* **What you are asked to do**: Every record below should be printed exactly, except for the pictures.

----- Data -----

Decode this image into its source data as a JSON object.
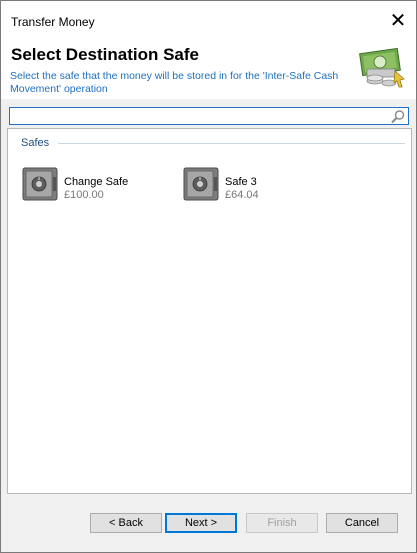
{
  "window": {
    "title": "Transfer Money"
  },
  "header": {
    "title": "Select Destination Safe",
    "description": "Select the safe that the money will be stored in for the 'Inter-Safe Cash Movement' operation"
  },
  "search": {
    "value": "",
    "placeholder": ""
  },
  "group": {
    "label": "Safes"
  },
  "safes": [
    {
      "name": "Change Safe",
      "amount": "£100.00"
    },
    {
      "name": "Safe 3",
      "amount": "£64.04"
    }
  ],
  "buttons": {
    "back": "< Back",
    "next": "Next >",
    "finish": "Finish",
    "cancel": "Cancel"
  },
  "colors": {
    "accent": "#0078d7",
    "header_text": "#1e70c0",
    "group_text": "#1c4e80"
  }
}
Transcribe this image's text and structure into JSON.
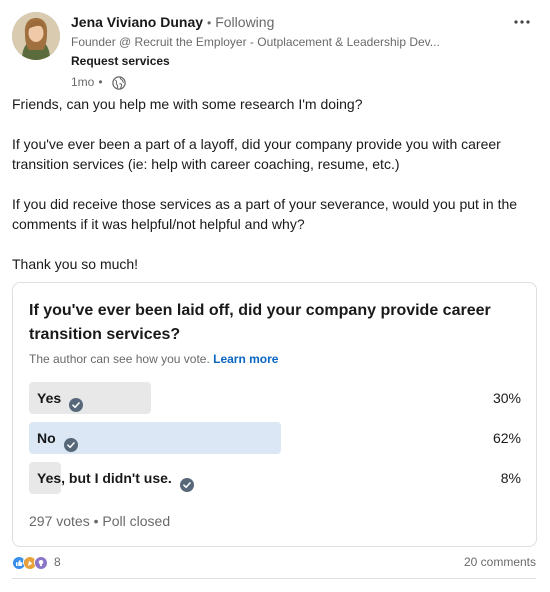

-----

* **Solution for this task**:
Decode this image into its source data as a JSON object.
{
  "window": {
    "title": "Transfer Money"
  },
  "header": {
    "title": "Select Destination Safe",
    "description": "Select the safe that the money will be stored in for the 'Inter-Safe Cash Movement' operation"
  },
  "search": {
    "value": "",
    "placeholder": ""
  },
  "group": {
    "label": "Safes"
  },
  "safes": [
    {
      "name": "Change Safe",
      "amount": "£100.00"
    },
    {
      "name": "Safe 3",
      "amount": "£64.04"
    }
  ],
  "buttons": {
    "back": "< Back",
    "next": "Next >",
    "finish": "Finish",
    "cancel": "Cancel"
  },
  "colors": {
    "accent": "#0078d7",
    "header_text": "#1e70c0",
    "group_text": "#1c4e80"
  }
}
Transcribe this image's text and structure into JSON.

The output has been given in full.